The definition of an art collector is now all-inclusive. Here’s a comprehensive look at non-fungible tokens and their market value today.
The world of Non-fungible tokens (NFTs) is rapidly emerging as a new way to acquire art in the digital world. By April 2021, collectors and speculators had spent over US$2 billion in the sale and purchase of NFTs.
NFTs are cryptographically generated tokens. They use blockchain technology to establish a unique digital asset. NFTs are “non-fungible,” meaning that they cannot be interchanged with each other like money. The authenticity of an NFT can be verified by the historical ownership data stored on the blockchain, which allows any digital artwork to be traced back to its original creator. Thus, the artist’s signature is baked into the NFT.
NFTs can be anything from GIFs, memes, images, videos, or even a tweet. Factors like the NFTs’ age, its hedonic value (enjoyment that its consumers get out of it), its popularity and its scarcity make it a collectible. Now that we know what makes an NFT valuable, here’s a look at the top five most expensive NFTs ever sold.
1. EVERYDAYS: THE FIRST 5000 DAYS by Mike Winkelmann sold for: US$69.3 million
This piece has been auctioned at Christie’s auction house. It documents the everyday life of the artist, who goes by the name Beeple. The piece was bought by Vignesh Sundaresan, also known as “MetaKovan”, on March 11, 2021. Sundaresan had no qualms about spending over US$69 million on the art piece. He believes that, “this NFT is a significant piece of art history.”
The pixel artwork consists of 5000 individual images and sums up about 13 years of his life. The artwork features recurring themes and color palettes. It is made up of various art styles from abstract to naturalistic.
2. CryptoPunk #7523 COVID Alien by Larva Labs- sold for US$11.7 million
Crypto Punk #7523 is a part of a series of 10,000, 24×24 pixelated avatars launched in mid-2017. It is one of the earliest NFT projects in the world. Each of them has their own unique combination of randomly generated distinguishable features.
COVID Alien is a part of the crypto punk sub-category “alien punks”. Out of the 9 alien punks, he is the only one featured in a mask. COVID Alien is featured wearing earrings which only 2459 other punks have, a knitted cap worn by only 419 other punks and a medical mask worn by 175 other punks. The punk was bought by Shalom Meckenzie, one of the largest share holders of the sports betting company, Draft Kings.
3. CryptoPunk #3100 by Larva Labs – sold for US$7.58 million
CryptoPunk#3100 is also one of the nine alien punks. It features a headband that only 406 punks have. The piece is currently owned by address 0x7b8961, according to Larva Labs’ website. The punk has been sold twice. It was first sold on July 6, 2017 for US$2,127 before being sold for US$7.58 million on March 12, 2021.

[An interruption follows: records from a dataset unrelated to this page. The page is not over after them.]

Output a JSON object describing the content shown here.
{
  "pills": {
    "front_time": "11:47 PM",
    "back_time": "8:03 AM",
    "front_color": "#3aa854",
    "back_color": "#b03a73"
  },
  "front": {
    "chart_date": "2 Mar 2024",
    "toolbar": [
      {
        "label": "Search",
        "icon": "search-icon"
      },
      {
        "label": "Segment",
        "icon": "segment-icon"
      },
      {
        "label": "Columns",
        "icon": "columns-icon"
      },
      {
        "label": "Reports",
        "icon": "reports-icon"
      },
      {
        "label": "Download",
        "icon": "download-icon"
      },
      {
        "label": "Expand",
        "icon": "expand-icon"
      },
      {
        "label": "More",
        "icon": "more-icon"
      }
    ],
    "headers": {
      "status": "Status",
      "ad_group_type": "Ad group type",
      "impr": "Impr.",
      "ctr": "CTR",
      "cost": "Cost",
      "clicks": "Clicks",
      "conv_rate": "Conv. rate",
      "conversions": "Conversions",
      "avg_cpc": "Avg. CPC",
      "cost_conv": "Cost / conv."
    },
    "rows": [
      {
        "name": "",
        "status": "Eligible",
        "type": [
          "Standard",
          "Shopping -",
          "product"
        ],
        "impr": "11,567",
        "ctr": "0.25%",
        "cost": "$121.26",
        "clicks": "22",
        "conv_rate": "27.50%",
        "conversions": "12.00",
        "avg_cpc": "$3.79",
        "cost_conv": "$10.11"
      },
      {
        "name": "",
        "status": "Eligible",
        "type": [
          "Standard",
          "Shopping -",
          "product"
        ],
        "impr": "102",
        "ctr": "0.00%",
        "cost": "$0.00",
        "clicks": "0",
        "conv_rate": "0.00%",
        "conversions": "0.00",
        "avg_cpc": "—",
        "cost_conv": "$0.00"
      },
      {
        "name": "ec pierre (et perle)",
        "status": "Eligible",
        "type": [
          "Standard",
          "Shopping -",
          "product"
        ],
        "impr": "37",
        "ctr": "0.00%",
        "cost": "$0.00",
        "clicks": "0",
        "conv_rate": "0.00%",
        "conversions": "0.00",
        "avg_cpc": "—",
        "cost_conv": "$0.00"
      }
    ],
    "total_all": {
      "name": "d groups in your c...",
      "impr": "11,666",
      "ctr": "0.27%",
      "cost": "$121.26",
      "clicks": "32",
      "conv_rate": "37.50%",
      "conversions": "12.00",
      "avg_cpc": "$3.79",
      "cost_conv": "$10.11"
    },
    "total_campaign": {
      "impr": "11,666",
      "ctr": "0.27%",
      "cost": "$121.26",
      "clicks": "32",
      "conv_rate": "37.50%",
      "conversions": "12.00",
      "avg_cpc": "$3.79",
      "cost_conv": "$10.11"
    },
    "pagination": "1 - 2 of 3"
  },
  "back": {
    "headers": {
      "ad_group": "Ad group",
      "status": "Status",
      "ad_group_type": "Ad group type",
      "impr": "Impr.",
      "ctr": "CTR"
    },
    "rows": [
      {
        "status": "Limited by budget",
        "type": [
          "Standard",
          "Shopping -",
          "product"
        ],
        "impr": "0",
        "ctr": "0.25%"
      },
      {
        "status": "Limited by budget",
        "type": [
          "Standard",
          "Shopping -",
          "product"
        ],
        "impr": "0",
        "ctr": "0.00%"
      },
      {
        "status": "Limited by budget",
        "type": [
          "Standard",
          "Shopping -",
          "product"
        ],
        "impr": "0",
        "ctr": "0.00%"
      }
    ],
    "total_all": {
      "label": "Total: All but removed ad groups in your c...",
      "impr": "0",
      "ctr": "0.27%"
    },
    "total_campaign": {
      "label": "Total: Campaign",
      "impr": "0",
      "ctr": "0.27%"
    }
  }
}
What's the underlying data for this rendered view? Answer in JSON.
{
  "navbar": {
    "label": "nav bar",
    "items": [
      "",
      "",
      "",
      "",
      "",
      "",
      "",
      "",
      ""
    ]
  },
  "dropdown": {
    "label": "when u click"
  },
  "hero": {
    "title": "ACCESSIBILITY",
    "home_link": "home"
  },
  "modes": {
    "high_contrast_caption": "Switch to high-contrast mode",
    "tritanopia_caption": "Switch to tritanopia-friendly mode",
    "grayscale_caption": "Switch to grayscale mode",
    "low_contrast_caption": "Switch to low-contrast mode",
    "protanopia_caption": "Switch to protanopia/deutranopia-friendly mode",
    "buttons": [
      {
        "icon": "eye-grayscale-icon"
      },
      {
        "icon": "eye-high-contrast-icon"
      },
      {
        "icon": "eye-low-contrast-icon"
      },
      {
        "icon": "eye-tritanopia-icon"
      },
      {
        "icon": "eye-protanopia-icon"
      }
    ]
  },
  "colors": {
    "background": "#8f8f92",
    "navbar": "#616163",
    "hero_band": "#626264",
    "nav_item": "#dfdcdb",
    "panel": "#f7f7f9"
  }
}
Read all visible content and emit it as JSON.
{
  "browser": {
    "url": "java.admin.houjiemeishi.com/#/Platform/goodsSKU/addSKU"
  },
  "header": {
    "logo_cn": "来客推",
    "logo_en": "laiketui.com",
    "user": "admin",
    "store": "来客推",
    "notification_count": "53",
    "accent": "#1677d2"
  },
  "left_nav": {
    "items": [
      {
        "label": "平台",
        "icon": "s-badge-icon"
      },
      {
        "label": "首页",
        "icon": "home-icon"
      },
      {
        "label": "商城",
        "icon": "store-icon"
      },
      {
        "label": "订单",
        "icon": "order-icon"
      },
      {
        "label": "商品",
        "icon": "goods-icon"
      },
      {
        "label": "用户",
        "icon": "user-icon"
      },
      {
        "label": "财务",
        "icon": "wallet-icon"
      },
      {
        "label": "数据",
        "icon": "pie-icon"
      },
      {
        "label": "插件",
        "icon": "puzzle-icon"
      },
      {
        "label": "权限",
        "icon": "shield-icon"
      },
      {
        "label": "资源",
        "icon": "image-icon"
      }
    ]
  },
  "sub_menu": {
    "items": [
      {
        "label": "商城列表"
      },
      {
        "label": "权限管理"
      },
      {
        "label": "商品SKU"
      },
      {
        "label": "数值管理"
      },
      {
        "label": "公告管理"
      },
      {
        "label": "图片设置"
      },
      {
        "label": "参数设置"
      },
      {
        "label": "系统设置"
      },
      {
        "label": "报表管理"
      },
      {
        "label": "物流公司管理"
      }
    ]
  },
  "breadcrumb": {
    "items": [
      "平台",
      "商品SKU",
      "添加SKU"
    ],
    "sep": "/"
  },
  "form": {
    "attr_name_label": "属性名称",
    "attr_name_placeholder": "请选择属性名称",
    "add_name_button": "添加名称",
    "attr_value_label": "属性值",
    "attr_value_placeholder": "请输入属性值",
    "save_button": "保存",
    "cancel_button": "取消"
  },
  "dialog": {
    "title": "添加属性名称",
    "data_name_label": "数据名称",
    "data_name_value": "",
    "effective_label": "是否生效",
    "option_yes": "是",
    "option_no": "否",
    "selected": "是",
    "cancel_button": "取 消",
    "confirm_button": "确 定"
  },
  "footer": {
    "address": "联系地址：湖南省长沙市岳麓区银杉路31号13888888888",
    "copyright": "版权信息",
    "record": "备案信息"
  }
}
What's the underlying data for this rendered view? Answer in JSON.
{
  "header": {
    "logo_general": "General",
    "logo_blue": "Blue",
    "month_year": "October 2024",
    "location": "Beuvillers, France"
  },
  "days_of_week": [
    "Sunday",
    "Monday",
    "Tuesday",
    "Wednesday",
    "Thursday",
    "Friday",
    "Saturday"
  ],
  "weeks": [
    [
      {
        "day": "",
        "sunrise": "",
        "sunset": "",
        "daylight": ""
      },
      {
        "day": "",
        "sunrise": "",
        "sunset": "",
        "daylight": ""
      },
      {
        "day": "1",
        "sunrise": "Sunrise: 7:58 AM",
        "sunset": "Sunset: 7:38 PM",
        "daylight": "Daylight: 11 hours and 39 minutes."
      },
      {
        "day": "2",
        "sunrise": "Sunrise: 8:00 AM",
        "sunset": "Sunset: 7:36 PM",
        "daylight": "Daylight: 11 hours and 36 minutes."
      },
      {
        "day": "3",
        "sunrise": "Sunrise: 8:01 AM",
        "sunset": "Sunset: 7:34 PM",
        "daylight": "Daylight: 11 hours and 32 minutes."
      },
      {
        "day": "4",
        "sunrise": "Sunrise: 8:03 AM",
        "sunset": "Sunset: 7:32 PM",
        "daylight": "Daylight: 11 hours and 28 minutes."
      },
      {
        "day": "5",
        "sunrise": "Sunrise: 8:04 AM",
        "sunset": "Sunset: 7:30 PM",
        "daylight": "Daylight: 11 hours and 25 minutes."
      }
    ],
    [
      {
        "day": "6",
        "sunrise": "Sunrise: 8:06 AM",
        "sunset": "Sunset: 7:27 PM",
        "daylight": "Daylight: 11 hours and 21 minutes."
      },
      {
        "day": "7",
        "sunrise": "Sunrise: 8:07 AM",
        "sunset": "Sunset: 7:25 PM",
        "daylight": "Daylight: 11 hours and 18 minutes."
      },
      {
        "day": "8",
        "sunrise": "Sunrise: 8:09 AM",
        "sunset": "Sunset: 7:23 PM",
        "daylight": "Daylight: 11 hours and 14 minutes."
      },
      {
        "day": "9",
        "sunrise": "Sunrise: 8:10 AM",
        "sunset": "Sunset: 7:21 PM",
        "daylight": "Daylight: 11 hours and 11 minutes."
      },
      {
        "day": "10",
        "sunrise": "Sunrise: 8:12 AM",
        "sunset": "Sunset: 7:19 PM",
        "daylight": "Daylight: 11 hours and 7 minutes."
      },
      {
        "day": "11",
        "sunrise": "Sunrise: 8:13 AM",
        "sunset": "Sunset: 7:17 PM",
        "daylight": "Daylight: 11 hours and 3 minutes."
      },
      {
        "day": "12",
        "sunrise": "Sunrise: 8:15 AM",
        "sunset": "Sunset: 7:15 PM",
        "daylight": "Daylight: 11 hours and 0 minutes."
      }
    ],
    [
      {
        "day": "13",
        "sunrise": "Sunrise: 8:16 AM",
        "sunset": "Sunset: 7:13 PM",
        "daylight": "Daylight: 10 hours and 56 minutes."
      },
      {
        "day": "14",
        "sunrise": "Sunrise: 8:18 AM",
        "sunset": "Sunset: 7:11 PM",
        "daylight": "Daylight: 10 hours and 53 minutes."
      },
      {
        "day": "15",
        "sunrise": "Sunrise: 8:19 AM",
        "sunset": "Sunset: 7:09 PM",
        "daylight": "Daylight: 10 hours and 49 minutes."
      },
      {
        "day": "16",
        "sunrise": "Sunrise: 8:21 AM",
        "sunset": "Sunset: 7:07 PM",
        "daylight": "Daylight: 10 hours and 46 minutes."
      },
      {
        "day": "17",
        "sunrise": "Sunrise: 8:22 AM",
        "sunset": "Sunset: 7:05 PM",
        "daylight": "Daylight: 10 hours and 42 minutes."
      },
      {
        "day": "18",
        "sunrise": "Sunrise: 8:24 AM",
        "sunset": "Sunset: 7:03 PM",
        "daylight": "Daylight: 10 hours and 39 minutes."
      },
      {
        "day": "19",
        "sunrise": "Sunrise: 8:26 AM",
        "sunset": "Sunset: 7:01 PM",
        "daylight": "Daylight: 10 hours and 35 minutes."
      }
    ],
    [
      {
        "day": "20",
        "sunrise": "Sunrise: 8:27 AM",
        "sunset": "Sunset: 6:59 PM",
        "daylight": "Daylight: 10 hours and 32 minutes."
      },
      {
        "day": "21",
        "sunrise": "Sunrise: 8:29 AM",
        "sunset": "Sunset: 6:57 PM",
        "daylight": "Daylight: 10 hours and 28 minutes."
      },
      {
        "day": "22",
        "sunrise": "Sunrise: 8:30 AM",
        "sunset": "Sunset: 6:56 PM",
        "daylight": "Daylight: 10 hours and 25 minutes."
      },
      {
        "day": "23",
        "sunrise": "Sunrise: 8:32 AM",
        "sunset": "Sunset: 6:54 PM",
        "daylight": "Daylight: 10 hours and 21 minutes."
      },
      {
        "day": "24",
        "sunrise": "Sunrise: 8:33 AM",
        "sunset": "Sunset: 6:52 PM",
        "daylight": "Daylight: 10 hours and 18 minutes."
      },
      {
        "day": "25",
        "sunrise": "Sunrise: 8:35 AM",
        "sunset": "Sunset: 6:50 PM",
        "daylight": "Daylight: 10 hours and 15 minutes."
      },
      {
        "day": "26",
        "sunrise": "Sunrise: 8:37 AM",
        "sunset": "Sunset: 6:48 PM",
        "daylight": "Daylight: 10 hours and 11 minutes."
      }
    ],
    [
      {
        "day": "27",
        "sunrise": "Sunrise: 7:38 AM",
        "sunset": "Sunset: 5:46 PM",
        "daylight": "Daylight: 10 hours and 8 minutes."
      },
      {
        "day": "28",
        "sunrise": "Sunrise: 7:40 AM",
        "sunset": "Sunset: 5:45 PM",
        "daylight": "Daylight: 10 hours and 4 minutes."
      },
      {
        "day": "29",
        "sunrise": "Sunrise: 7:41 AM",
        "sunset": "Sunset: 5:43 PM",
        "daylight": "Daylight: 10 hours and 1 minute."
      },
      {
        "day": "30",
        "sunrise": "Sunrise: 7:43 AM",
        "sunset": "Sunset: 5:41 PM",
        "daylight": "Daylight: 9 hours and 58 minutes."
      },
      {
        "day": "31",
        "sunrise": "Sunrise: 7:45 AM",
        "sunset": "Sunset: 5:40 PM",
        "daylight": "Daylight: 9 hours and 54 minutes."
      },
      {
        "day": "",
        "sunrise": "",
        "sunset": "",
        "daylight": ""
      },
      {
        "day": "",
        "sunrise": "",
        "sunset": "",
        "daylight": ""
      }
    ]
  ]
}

4. CryptoPunk #7804 by Larva Labs– sold for US$7.57 million
CryptoPunk#7804 is a part of the previously mentioned crypto alien series. It used to belong to the CEO of Figma, Dylan Fields, who bought it the same year that the CryptoPunks first launched in 2017. It is a part of the alien series as well and features a forward-facing cap, which is present in 254 punks, black shades, present in 317 punks and a pipe, present in 378 punks.
Fields sold CryptoPunk 7804 to a Twitter user named Peruggia. Peruggia goes on to explain their reason for buying the punk in a detailed Twitter thread discussing the ideas of scarcity and their faith in innovation.
5. CrossRoads- sold for US$6.6 million
CrossRoads is another entry on this list by the digital artist Beeple. The art piece features a ten-second clip of former US President Donald Trump covered in slogans, with a bird resembling Twitter’s icon on his back, as people calmly pass by him. This piece marks the 2020 US presidential election, and the central figure in the clip was meant to be changed to the candidate that lost.
It was sold by Christie’s auction house on Nifty Gateway this year and is currently owned by Delphina Lucas, who goes by Babybeluga on Twitter.
Header Image Courtesy of Unsplash